When a host directory is mounted into a docker container, how are file permissions handled?
Docker copies files permissions from the host to the container verbatim, inluding numeric user ids. E.g. if the owner of a file in the host file system is user 42, then the owner of the same file in the container would also be user 42. The trouble is, user IDs are not synchronized between the host and the container; there is no guarantee that user 42 in the container OS is the same as in the host OS, or that it even exists. The same goes for groups.
Let’s run a little example. I will use Ubuntu as a host and Alpine as a container. Let’s prepare a folder with a file and give it some custom ownership:
$ mkdir folder $ touch folder/file $ sudo chown -R `whoami`:www-data folder $ ls -l folder total 0 -rw-rw-r-- 1 ikriv www-data 0 Apr 11 01:20 file
www-data is a standard Ubuntu group that is used for web server. You can substitute it with a different group if you wish.
Now, let’s mount the folder into an Alpine container and see what happens:
$sudo docker run -v `pwd`/folder:/etc/folder alpine sh -c "ls -l /etc/folder" total 0 -rw-rw-r-- 1 1000 xfs 0 Apr 11 05:20 file
Here we create a container based on the stock “alpine’ image from the Dockerhub, use
-v option to map our host folder to
/etc/folder in the container, and execute
sh process in the container, asking it to run command
ls -l /etc/folder. We need
-v seems to want an absolute path.
In the container, the owner of the file is “1000”, and the group is “xfs”, while on the host they are “ikriv”, and “www-data” respectively. Why is that? This is because file permissions contain numeric user ID and numeric group ID, not the names. The ID of the user
ikriv happens to be 1000 on the host (this may vary), and the ID of the group
www-data is 33 (this is fairly standard and should be the same on your machine as long as it is running Ubuntu).
$ id -u ikriv 1000 $ id -g www-data 33
However, in the stock Alpine image, user 1000 does not exist at all, and group 33 is called “xfs”:
$ sudo docker run alpine getent passwd 0 root:x:0:0:root:/root:/bin/ash $ sudo docker run alpine getent passwd 1000 $ sudo docker run alpine getent group 33 xfs:x:33:xfs

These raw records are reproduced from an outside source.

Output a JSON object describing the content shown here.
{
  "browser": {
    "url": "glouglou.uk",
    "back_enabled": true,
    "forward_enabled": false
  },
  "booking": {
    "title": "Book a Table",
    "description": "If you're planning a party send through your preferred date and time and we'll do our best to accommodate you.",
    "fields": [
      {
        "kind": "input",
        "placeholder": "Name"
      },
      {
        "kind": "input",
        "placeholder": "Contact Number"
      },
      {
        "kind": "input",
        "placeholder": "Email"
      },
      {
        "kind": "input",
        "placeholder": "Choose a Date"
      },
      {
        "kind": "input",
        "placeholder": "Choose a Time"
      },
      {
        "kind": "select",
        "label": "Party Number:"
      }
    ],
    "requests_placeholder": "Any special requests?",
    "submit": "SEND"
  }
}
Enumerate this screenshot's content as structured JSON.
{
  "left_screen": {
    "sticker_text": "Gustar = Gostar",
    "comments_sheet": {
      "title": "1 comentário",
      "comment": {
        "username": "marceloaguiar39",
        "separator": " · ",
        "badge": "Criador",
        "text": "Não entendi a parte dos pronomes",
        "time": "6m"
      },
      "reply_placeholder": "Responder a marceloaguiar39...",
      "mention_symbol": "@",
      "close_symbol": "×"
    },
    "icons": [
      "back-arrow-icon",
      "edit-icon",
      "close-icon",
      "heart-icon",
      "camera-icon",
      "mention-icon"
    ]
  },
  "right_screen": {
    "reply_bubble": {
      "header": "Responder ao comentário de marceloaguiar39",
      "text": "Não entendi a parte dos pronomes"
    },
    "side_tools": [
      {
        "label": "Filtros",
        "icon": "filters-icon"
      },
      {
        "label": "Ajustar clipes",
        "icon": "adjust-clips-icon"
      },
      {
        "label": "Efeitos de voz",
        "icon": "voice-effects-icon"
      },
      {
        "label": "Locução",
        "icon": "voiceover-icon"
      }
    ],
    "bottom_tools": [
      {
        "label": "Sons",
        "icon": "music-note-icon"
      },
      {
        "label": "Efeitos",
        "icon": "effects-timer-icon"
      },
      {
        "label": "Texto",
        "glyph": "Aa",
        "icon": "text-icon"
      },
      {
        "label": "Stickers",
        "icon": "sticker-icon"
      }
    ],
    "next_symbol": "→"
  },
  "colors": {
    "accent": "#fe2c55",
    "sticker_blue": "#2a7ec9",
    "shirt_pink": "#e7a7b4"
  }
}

The first command verifies that user 0 on Alpine is root, the second command demonstrates that user 1000 does not exist (hence no output), and the third command shows that group 33 is
The good news is that in many container scenarios file permissions don’t matter. The commands in the container are often executed as root, and root usually ignores file permissions. Root is always user 0, so files owned by
root on the host will be owned by
root in the container and vice versa. However, if more advanced permissions are desired, things can get tricky.
One way to handle it is to ensure that the host and the container use the same or closely related distros (e.g. Ubuntu/Debian), which have the same standard IDs for most things, and avoid giving ownership to custom users. For example,
www-data is always 33 on Ubuntu.
The alternative is to use only custom users and groups in both the host and the container, create them with explicit numeric IDs, and make sure they don’t collide with anything existing. E.g. create user and group
my-www-data with numeric id 6442 in both the host and the container, and reconfigure the web server to use
my-www-data instead of standard
According to various sources, suggested solution is not to map host directories into containers, but to use volumes. This sounds like a great idea, but required quite a few extra work in my case. The directory I am mapping happens to contain a clone of a private Git repository that I access via SSH using RSA certificates. It is possible to do this from a container, but I would need to setup Git, the SSH infrastructure, and isntall all proper certificates in that container, which is doable, but seemed like an overkill to me.
Thus, at the moment I chose to run both my host and my containers run Ubuntu. This may be limiting and not portable, but I did not have time or desire to reconfigure everything to use custom groups, nor to setup a container for git-SSH access.